Castile and León is home to the famous Toro wines. This Spanish region has a long oenological tradition, which dates back to the times of the ancient Greeks.
In the Middle Ages, wines from Toro were a highly prized commodity in Spain, so much they received royal privilege. These wines were aboard the Spanish Armada that discovered the New World, and tater, during the 19th century, they were exported to other European countries affected by the devastating phylloxera plague that left vineyards barren for decades.
Toro wines are made from a single type of grape named Tinta de Toro, which belongs to the same family of the Tempranillo, so often used in La Rioja. These legendary vineyards have strong and sturdy vines. Some are 140 years old and produce wines that are the joy and pride of the wineries that create them.
The winery’s name is a tribute to Numantia, an ancient settlement known for its fierce resistance to Roman invasion. In 133 AC, it was besieged by legions led by the Roman General Scipio. Its citizens resisted, heroically, for years, opting for death rather than surrender and dishonor. Numanthia has become a historic icon of tenacity and endurance, characteristics that define the Toro vineyard, a true survivor, able to overcome the inclement weather and resistant to plagues.
Numanthia owns 121 acres of vineyards. About 20 are planted with vines 70 to 100 years old, but we should also mention a small plot of 12 acres, in Argujillo, that is 120 years old. The land is divided into parcels facing south and southwest, with an average altitude of 2,300 feet. These vines produce thick clusters of small grapes, rich in color and with strong tannins, although the yield is quite small: 2,000 to 3,600 pounds per acre, one of the lowest in the world. For these reasons, they are subject to study in the main enology schools. In order to adapt to the extreme climate, the vineyards have diminished their production, but, instead, offer a high concentration of fruit, resulting in very balanced wines of great presence and finesse.

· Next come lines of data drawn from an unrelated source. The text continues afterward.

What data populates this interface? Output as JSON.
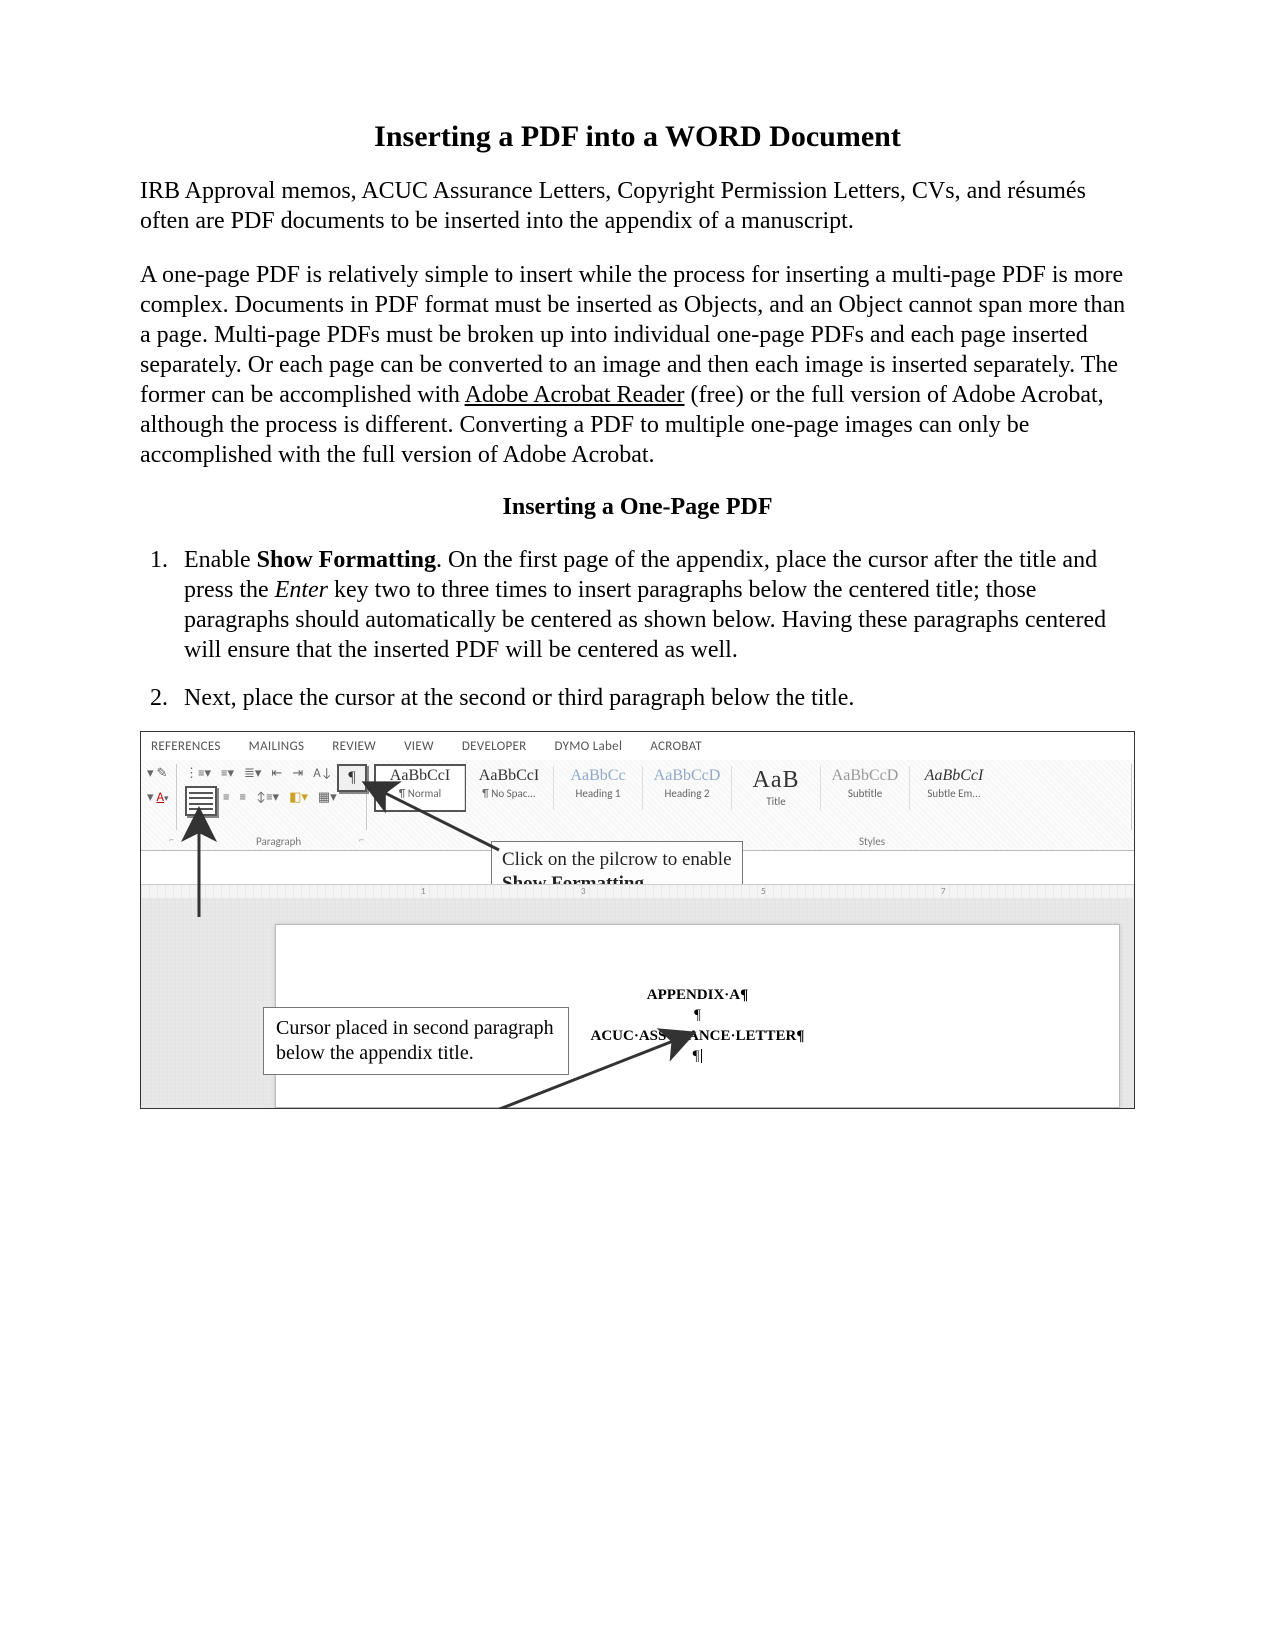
{
  "title": "Inserting a PDF into a WORD Document",
  "intro1": "IRB Approval memos, ACUC Assurance Letters, Copyright Permission Letters, CVs, and résumés often are PDF documents to be inserted into the appendix of a manuscript.",
  "intro2_a": "A one-page PDF is relatively simple to insert while the process for inserting a multi-page PDF is more complex. Documents in PDF format must be inserted as Objects, and an Object cannot span more than a page. Multi-page PDFs must be broken up into individual one-page PDFs and each page inserted separately. Or each page can be converted to an image and then each image is inserted separately. The former can be accomplished with ",
  "intro2_link": "Adobe Acrobat Reader",
  "intro2_b": " (free) or the full version of Adobe Acrobat, although the process is different. Converting a PDF to multiple one-page images can only be accomplished with the full version of Adobe Acrobat.",
  "section1": "Inserting a One-Page PDF",
  "step1_a": "Enable ",
  "step1_bold": "Show Formatting",
  "step1_b": ". On the first page of the appendix, place the cursor after the title and press the ",
  "step1_italic": "Enter",
  "step1_c": " key two to three times to insert paragraphs below the centered title; those paragraphs should automatically be centered as shown below. Having these paragraphs centered will ensure that the inserted PDF will be centered as well.",
  "step2": "Next, place the cursor at the second or third paragraph below the title.",
  "ribbonTabs": [
    "REFERENCES",
    "MAILINGS",
    "REVIEW",
    "VIEW",
    "DEVELOPER",
    "DYMO Label",
    "ACROBAT"
  ],
  "groupParagraph": "Paragraph",
  "groupStyles": "Styles",
  "styles": [
    {
      "preview": "AaBbCcI",
      "name": "¶ Normal",
      "cls": ""
    },
    {
      "preview": "AaBbCcI",
      "name": "¶ No Spac...",
      "cls": ""
    },
    {
      "preview": "AaBbCc",
      "name": "Heading 1",
      "cls": "h1"
    },
    {
      "preview": "AaBbCcD",
      "name": "Heading 2",
      "cls": "h2"
    },
    {
      "preview": "AaB",
      "name": "Title",
      "cls": "title"
    },
    {
      "preview": "AaBbCcD",
      "name": "Subtitle",
      "cls": "sub"
    },
    {
      "preview": "AaBbCcI",
      "name": "Subtle Em...",
      "cls": "se"
    }
  ],
  "docLine1": "APPENDIX·A¶",
  "docLine2": "¶",
  "docLine3": "ACUC·ASSURANCE·LETTER¶",
  "docLine4": "¶",
  "callout1_a": "Click on the pilcrow to enable ",
  "callout1_b": "Show Formatting",
  "callout2": "Cursor placed in second paragraph below the appendix title.",
  "rulerMarks": {
    "m1": "1",
    "m3": "3",
    "m5": "5",
    "m7": "7"
  }
}
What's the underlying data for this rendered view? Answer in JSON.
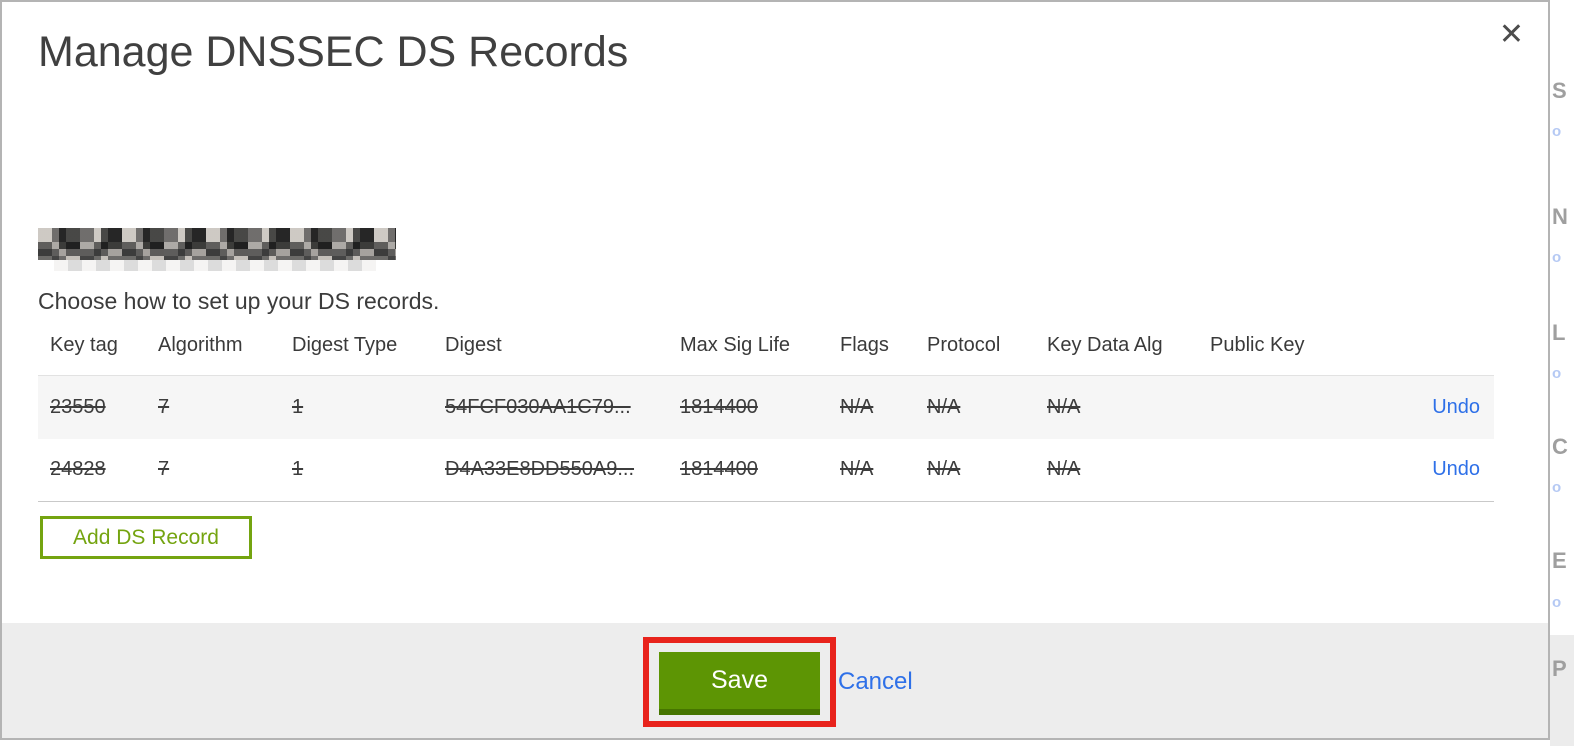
{
  "modal": {
    "title": "Manage DNSSEC DS Records",
    "close_icon": "✕",
    "domain_redacted": true,
    "subtitle": "Choose how to set up your DS records.",
    "table": {
      "headers": [
        "Key tag",
        "Algorithm",
        "Digest Type",
        "Digest",
        "Max Sig Life",
        "Flags",
        "Protocol",
        "Key Data Alg",
        "Public Key"
      ],
      "rows": [
        {
          "key_tag": "23550",
          "algorithm": "7",
          "digest_type": "1",
          "digest": "54FCF030AA1C79...",
          "max_sig_life": "1814400",
          "flags": "N/A",
          "protocol": "N/A",
          "key_data_alg": "N/A",
          "public_key": "",
          "action": "Undo",
          "deleted": true
        },
        {
          "key_tag": "24828",
          "algorithm": "7",
          "digest_type": "1",
          "digest": "D4A33E8DD550A9...",
          "max_sig_life": "1814400",
          "flags": "N/A",
          "protocol": "N/A",
          "key_data_alg": "N/A",
          "public_key": "",
          "action": "Undo",
          "deleted": true
        }
      ]
    },
    "add_button_label": "Add DS Record",
    "footer": {
      "save_label": "Save",
      "cancel_label": "Cancel"
    }
  },
  "colors": {
    "accent_green": "#74a410",
    "save_button_green": "#5d9504",
    "link_blue": "#2e70e8",
    "annotation_red": "#e8231c",
    "footer_gray": "#ededed"
  },
  "background_strip": {
    "fragments": [
      {
        "glyph": "S"
      },
      {
        "glyph": "o"
      },
      {
        "glyph": "N"
      },
      {
        "glyph": "o"
      },
      {
        "glyph": "L"
      },
      {
        "glyph": "o"
      },
      {
        "glyph": "C"
      },
      {
        "glyph": "o"
      },
      {
        "glyph": "E"
      },
      {
        "glyph": "o"
      },
      {
        "glyph": "P"
      }
    ]
  }
}
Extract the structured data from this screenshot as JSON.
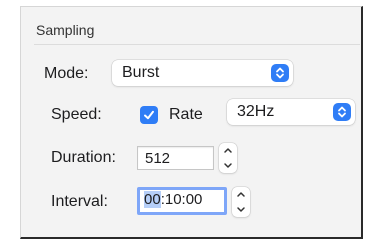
{
  "section": {
    "title": "Sampling"
  },
  "mode": {
    "label": "Mode:",
    "value": "Burst"
  },
  "speed": {
    "label": "Speed:",
    "rate_label": "Rate",
    "rate_checked": true,
    "rate_value": "32Hz"
  },
  "duration": {
    "label": "Duration:",
    "value": "512"
  },
  "interval": {
    "label": "Interval:",
    "value_selected": "00",
    "value_rest": ":10:00"
  },
  "colors": {
    "accent": "#2f7df6",
    "focus_ring": "#7ea6f8",
    "selection": "#b6cff8"
  },
  "icons": {
    "popup": "chevron-up-down-icon",
    "check": "checkmark-icon",
    "stepper_up": "chevron-up-icon",
    "stepper_down": "chevron-down-icon"
  }
}
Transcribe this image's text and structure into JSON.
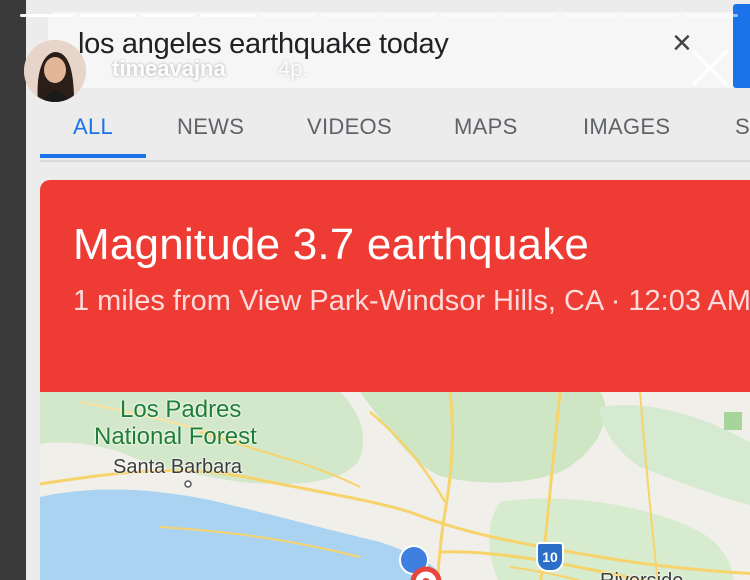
{
  "story": {
    "username": "timeavajna",
    "time": "4p."
  },
  "search": {
    "query": "los angeles earthquake today",
    "clear_glyph": "×"
  },
  "tabs": [
    {
      "label": "ALL",
      "active": true
    },
    {
      "label": "NEWS",
      "active": false
    },
    {
      "label": "VIDEOS",
      "active": false
    },
    {
      "label": "MAPS",
      "active": false
    },
    {
      "label": "IMAGES",
      "active": false
    },
    {
      "label": "S",
      "active": false
    }
  ],
  "earthquake": {
    "title": "Magnitude 3.7 earthquake",
    "subtitle": "1 miles from View Park-Windsor Hills, CA · 12:03 AM"
  },
  "map": {
    "forest_label_line1": "Los Padres",
    "forest_label_line2": "National Forest",
    "city_santa_barbara": "Santa Barbara",
    "city_riverside": "Riverside",
    "highway_10": "10"
  },
  "colors": {
    "accent_blue": "#1a73e8",
    "quake_red": "#ee3b34",
    "ocean": "#aad3f1",
    "land": "#f1efe9",
    "park_green": "#cfe6c5",
    "road_yellow": "#f6d36b"
  }
}
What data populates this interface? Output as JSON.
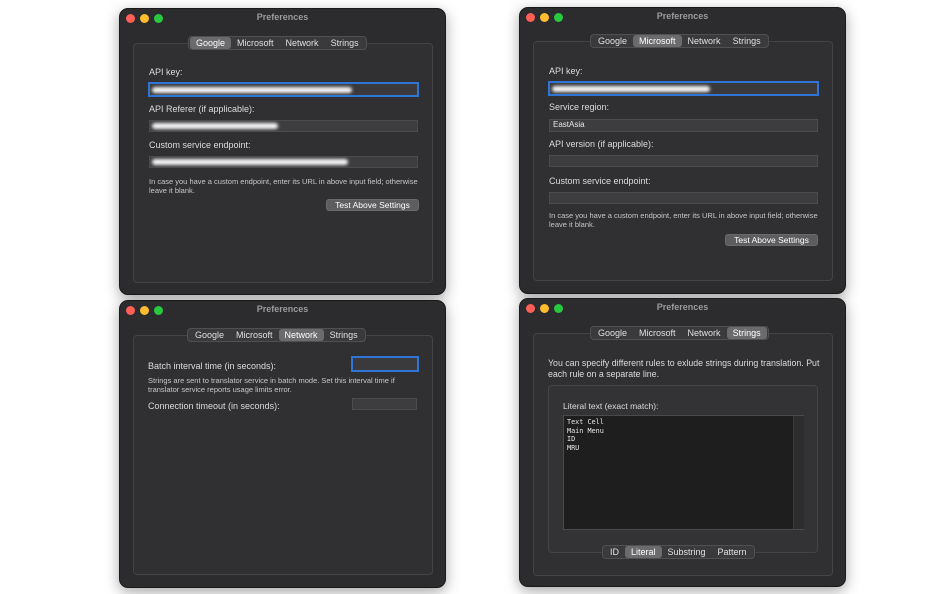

The winery’s enologist works closely with his team until the vines reach their harvest peak. Once the wines are made and ready to stand in the barrels, he meets with the cellar master, in charge of monitoring their progress towards maturity.
Their wines—Termes, Numanthia, and Termanthia are the result of an unwavering commitment to achieving the perfection and a complexity that can be appreciated as soon as a bottle is uncorked.
Its color is dark red with ruby highlights. It has well integrated, fresh and intense fruity aroma (raspberry, red currant, cherry) and a slight floral touch (violets, lavender) as well as mild spices and eucalyptus. In the mouth one immediately perceives its silkiness and diversity. After a persistent first impression, the fruit remains. The finish is long and complex, with notes of spices, raspberries, and blackberries. This is certainly a good recommendation.
It has a dark, bright and deep red color with intense ruby highlights. Its aroma is alive and very complex. At first, we distinguish strong notes of red and black fruits (currants, raspberries, and blackberries), perfectly conjoined with sweet spices (cinnamon and nutmeg), black pepper, licorice and toasty aromas. On the palate, it is a fleshy wine with well-structured tannins. The finish is long and elegant with aromas of spices, raspberry, cocoa and toasted notes that enhance the complexity and craftsmanship of this extraordinary wine.
It is characterized by bright, dark and deep purple tones. By bringing the glass close to the nose one can perceive its complexity and finesse in a full range of aromas of red and black fruits, licorice, black truffles, dried flowers, and noble woods. A few minutes of aeration make it even more intense and complex. The taste transports us to the land of Toro with characteristic density, unique roundness and succulence and excellent tannins. The finish is extended with the emotion that comes with a wide aromatic range of red and black fruits, but also cocoa and toasted vanilla notes from the oak barrels where the bottles have rested for 20 months. Termanthia 2007 is a great and unforgettable wine. ■